→ Exercise data:
****************************************
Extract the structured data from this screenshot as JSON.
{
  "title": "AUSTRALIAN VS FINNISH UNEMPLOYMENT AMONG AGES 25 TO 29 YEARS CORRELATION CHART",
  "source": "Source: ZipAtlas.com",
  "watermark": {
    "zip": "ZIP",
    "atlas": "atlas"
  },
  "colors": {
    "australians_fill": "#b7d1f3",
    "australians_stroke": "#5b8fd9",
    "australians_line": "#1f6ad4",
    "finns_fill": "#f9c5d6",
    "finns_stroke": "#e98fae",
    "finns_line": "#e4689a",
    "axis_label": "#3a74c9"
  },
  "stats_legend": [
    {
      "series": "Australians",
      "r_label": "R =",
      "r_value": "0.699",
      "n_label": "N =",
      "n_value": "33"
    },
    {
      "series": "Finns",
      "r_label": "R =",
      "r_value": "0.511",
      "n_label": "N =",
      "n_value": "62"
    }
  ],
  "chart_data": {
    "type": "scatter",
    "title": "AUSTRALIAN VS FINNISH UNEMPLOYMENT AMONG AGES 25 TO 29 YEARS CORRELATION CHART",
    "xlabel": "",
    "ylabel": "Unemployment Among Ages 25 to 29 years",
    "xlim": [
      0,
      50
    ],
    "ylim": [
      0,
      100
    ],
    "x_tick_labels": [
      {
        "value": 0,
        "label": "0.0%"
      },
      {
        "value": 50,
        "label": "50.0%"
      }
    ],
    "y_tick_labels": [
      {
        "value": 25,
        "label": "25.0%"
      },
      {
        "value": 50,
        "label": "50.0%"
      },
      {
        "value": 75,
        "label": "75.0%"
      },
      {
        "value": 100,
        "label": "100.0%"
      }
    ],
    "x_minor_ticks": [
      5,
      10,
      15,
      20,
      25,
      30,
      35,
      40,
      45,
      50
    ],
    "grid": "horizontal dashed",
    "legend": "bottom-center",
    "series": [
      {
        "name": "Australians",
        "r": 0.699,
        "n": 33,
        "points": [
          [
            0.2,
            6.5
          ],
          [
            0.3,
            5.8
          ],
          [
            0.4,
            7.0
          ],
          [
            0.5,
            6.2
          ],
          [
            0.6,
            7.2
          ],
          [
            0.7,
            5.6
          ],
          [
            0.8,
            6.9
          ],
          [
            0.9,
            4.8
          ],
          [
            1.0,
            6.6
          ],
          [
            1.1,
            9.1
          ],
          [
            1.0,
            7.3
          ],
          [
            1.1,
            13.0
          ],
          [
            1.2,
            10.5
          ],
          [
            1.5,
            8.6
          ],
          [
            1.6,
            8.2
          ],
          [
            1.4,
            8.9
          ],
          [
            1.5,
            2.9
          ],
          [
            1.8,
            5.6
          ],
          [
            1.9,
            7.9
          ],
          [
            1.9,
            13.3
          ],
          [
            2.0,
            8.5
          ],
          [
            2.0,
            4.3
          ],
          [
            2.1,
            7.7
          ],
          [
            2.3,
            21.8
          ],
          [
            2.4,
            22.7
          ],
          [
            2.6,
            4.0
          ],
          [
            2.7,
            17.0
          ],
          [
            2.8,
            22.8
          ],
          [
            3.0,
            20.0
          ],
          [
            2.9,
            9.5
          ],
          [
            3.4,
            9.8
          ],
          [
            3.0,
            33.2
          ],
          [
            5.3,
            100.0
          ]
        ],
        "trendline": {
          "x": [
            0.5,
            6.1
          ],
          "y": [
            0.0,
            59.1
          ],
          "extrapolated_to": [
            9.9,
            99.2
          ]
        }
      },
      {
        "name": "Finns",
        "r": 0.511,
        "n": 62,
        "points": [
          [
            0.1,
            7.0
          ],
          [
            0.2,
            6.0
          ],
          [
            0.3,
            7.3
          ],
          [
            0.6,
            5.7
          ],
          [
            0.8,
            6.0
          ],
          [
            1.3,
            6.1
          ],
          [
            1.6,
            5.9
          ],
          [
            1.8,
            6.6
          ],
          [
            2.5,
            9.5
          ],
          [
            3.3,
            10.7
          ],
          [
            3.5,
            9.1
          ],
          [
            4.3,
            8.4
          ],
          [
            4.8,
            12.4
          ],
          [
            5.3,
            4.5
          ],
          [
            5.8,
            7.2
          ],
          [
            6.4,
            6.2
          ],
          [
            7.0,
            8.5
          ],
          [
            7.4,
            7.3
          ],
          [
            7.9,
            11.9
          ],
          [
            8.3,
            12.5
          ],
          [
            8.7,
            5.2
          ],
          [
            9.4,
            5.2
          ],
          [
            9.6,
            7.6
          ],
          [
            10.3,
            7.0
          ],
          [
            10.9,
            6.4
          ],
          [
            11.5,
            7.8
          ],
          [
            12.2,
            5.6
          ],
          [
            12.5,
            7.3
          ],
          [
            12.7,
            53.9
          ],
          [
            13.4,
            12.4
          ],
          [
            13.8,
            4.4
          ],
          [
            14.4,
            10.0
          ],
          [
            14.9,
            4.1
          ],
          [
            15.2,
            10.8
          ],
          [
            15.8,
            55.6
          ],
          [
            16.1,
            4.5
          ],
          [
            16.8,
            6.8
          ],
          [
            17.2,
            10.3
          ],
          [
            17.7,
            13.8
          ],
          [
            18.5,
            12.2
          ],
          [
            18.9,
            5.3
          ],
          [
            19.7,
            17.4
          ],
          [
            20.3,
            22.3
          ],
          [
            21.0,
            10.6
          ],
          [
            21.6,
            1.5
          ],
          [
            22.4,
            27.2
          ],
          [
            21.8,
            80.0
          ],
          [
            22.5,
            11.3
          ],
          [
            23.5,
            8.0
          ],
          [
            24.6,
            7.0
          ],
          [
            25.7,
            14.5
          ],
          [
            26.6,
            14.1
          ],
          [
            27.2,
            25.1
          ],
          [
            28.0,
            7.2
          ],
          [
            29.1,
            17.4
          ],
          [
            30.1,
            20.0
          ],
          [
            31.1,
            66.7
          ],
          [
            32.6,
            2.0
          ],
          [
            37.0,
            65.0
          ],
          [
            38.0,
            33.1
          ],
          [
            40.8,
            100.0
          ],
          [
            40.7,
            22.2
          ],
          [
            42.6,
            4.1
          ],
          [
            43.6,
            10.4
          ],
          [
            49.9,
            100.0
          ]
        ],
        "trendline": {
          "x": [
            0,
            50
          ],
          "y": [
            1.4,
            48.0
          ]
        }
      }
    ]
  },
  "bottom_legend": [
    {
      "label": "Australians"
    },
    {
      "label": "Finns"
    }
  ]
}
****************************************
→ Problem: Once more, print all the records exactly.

→ Exercise output:
Extract the structured data from this screenshot as JSON.
{
  "title": "AUSTRALIAN VS FINNISH UNEMPLOYMENT AMONG AGES 25 TO 29 YEARS CORRELATION CHART",
  "source": "Source: ZipAtlas.com",
  "watermark": {
    "zip": "ZIP",
    "atlas": "atlas"
  },
  "colors": {
    "australians_fill": "#b7d1f3",
    "australians_stroke": "#5b8fd9",
    "australians_line": "#1f6ad4",
    "finns_fill": "#f9c5d6",
    "finns_stroke": "#e98fae",
    "finns_line": "#e4689a",
    "axis_label": "#3a74c9"
  },
  "stats_legend": [
    {
      "series": "Australians",
      "r_label": "R =",
      "r_value": "0.699",
      "n_label": "N =",
      "n_value": "33"
    },
    {
      "series": "Finns",
      "r_label": "R =",
      "r_value": "0.511",
      "n_label": "N =",
      "n_value": "62"
    }
  ],
  "chart_data": {
    "type": "scatter",
    "title": "AUSTRALIAN VS FINNISH UNEMPLOYMENT AMONG AGES 25 TO 29 YEARS CORRELATION CHART",
    "xlabel": "",
    "ylabel": "Unemployment Among Ages 25 to 29 years",
    "xlim": [
      0,
      50
    ],
    "ylim": [
      0,
      100
    ],
    "x_tick_labels": [
      {
        "value": 0,
        "label": "0.0%"
      },
      {
        "value": 50,
        "label": "50.0%"
      }
    ],
    "y_tick_labels": [
      {
        "value": 25,
        "label": "25.0%"
      },
      {
        "value": 50,
        "label": "50.0%"
      },
      {
        "value": 75,
        "label": "75.0%"
      },
      {
        "value": 100,
        "label": "100.0%"
      }
    ],
    "x_minor_ticks": [
      5,
      10,
      15,
      20,
      25,
      30,
      35,
      40,
      45,
      50
    ],
    "grid": "horizontal dashed",
    "legend": "bottom-center",
    "series": [
      {
        "name": "Australians",
        "r": 0.699,
        "n": 33,
        "points": [
          [
            0.2,
            6.5
          ],
          [
            0.3,
            5.8
          ],
          [
            0.4,
            7.0
          ],
          [
            0.5,
            6.2
          ],
          [
            0.6,
            7.2
          ],
          [
            0.7,
            5.6
          ],
          [
            0.8,
            6.9
          ],
          [
            0.9,
            4.8
          ],
          [
            1.0,
            6.6
          ],
          [
            1.1,
            9.1
          ],
          [
            1.0,
            7.3
          ],
          [
            1.1,
            13.0
          ],
          [
            1.2,
            10.5
          ],
          [
            1.5,
            8.6
          ],
          [
            1.6,
            8.2
          ],
          [
            1.4,
            8.9
          ],
          [
            1.5,
            2.9
          ],
          [
            1.8,
            5.6
          ],
          [
            1.9,
            7.9
          ],
          [
            1.9,
            13.3
          ],
          [
            2.0,
            8.5
          ],
          [
            2.0,
            4.3
          ],
          [
            2.1,
            7.7
          ],
          [
            2.3,
            21.8
          ],
          [
            2.4,
            22.7
          ],
          [
            2.6,
            4.0
          ],
          [
            2.7,
            17.0
          ],
          [
            2.8,
            22.8
          ],
          [
            3.0,
            20.0
          ],
          [
            2.9,
            9.5
          ],
          [
            3.4,
            9.8
          ],
          [
            3.0,
            33.2
          ],
          [
            5.3,
            100.0
          ]
        ],
        "trendline": {
          "x": [
            0.5,
            6.1
          ],
          "y": [
            0.0,
            59.1
          ],
          "extrapolated_to": [
            9.9,
            99.2
          ]
        }
      },
      {
        "name": "Finns",
        "r": 0.511,
        "n": 62,
        "points": [
          [
            0.1,
            7.0
          ],
          [
            0.2,
            6.0
          ],
          [
            0.3,
            7.3
          ],
          [
            0.6,
            5.7
          ],
          [
            0.8,
            6.0
          ],
          [
            1.3,
            6.1
          ],
          [
            1.6,
            5.9
          ],
          [
            1.8,
            6.6
          ],
          [
            2.5,
            9.5
          ],
          [
            3.3,
            10.7
          ],
          [
            3.5,
            9.1
          ],
          [
            4.3,
            8.4
          ],
          [
            4.8,
            12.4
          ],
          [
            5.3,
            4.5
          ],
          [
            5.8,
            7.2
          ],
          [
            6.4,
            6.2
          ],
          [
            7.0,
            8.5
          ],
          [
            7.4,
            7.3
          ],
          [
            7.9,
            11.9
          ],
          [
            8.3,
            12.5
          ],
          [
            8.7,
            5.2
          ],
          [
            9.4,
            5.2
          ],
          [
            9.6,
            7.6
          ],
          [
            10.3,
            7.0
          ],
          [
            10.9,
            6.4
          ],
          [
            11.5,
            7.8
          ],
          [
            12.2,
            5.6
          ],
          [
            12.5,
            7.3
          ],
          [
            12.7,
            53.9
          ],
          [
            13.4,
            12.4
          ],
          [
            13.8,
            4.4
          ],
          [
            14.4,
            10.0
          ],
          [
            14.9,
            4.1
          ],
          [
            15.2,
            10.8
          ],
          [
            15.8,
            55.6
          ],
          [
            16.1,
            4.5
          ],
          [
            16.8,
            6.8
          ],
          [
            17.2,
            10.3
          ],
          [
            17.7,
            13.8
          ],
          [
            18.5,
            12.2
          ],
          [
            18.9,
            5.3
          ],
          [
            19.7,
            17.4
          ],
          [
            20.3,
            22.3
          ],
          [
            21.0,
            10.6
          ],
          [
            21.6,
            1.5
          ],
          [
            22.4,
            27.2
          ],
          [
            21.8,
            80.0
          ],
          [
            22.5,
            11.3
          ],
          [
            23.5,
            8.0
          ],
          [
            24.6,
            7.0
          ],
          [
            25.7,
            14.5
          ],
          [
            26.6,
            14.1
          ],
          [
            27.2,
            25.1
          ],
          [
            28.0,
            7.2
          ],
          [
            29.1,
            17.4
          ],
          [
            30.1,
            20.0
          ],
          [
            31.1,
            66.7
          ],
          [
            32.6,
            2.0
          ],
          [
            37.0,
            65.0
          ],
          [
            38.0,
            33.1
          ],
          [
            40.8,
            100.0
          ],
          [
            40.7,
            22.2
          ],
          [
            42.6,
            4.1
          ],
          [
            43.6,
            10.4
          ],
          [
            49.9,
            100.0
          ]
        ],
        "trendline": {
          "x": [
            0,
            50
          ],
          "y": [
            1.4,
            48.0
          ]
        }
      }
    ]
  },
  "bottom_legend": [
    {
      "label": "Australians"
    },
    {
      "label": "Finns"
    }
  ]
}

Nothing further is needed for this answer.